→ Required work: Copy out each line below that has the word "post" in it.

→ Data under study:
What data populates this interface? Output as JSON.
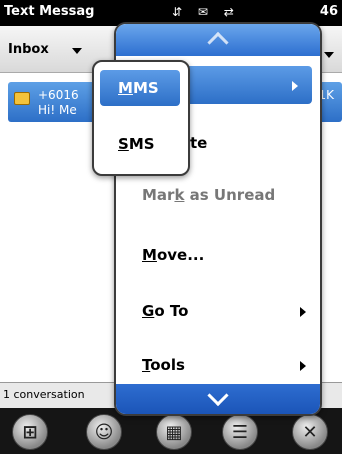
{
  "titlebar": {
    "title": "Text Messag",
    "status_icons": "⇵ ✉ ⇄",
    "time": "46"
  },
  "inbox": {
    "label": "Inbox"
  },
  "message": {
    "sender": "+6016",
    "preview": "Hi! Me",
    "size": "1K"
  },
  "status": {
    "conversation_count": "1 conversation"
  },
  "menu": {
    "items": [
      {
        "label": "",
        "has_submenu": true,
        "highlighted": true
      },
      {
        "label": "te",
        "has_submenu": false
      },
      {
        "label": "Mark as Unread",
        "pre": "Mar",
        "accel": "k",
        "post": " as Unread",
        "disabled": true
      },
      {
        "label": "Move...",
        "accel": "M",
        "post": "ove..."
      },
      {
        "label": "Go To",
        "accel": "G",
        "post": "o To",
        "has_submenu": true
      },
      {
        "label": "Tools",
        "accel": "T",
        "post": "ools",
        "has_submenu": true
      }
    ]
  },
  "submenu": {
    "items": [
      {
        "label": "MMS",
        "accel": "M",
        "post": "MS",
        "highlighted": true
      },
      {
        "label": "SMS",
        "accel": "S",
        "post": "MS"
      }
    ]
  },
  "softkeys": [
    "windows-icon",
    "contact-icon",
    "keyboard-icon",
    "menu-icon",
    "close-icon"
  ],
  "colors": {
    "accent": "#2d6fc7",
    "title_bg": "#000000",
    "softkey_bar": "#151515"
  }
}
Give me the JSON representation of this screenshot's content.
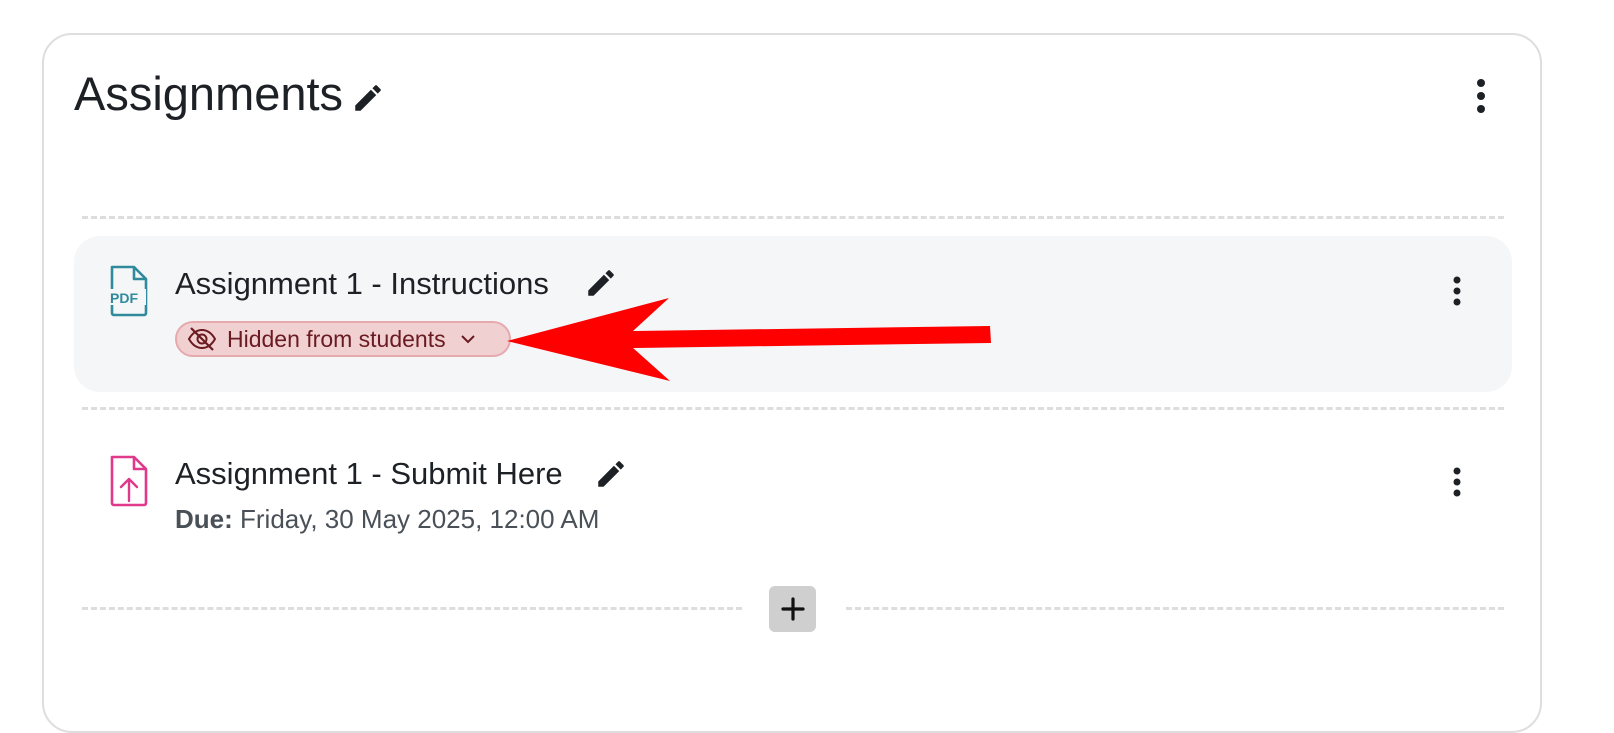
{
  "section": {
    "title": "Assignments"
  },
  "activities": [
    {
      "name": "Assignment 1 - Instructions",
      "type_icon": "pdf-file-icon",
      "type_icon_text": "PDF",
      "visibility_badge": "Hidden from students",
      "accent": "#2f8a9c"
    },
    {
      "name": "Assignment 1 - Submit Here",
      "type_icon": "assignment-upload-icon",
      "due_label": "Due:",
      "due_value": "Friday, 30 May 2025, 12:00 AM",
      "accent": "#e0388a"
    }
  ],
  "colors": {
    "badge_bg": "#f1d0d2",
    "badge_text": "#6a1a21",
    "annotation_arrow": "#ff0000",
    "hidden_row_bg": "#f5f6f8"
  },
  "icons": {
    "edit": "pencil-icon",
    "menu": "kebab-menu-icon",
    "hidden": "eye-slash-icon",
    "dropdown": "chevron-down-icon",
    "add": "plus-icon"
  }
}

→ Task answer:
        "post": " as Unread",
        "post": "ove..."
        "post": "o To",
        "post": "ools",
        "post": "MS",
        "post": "MS"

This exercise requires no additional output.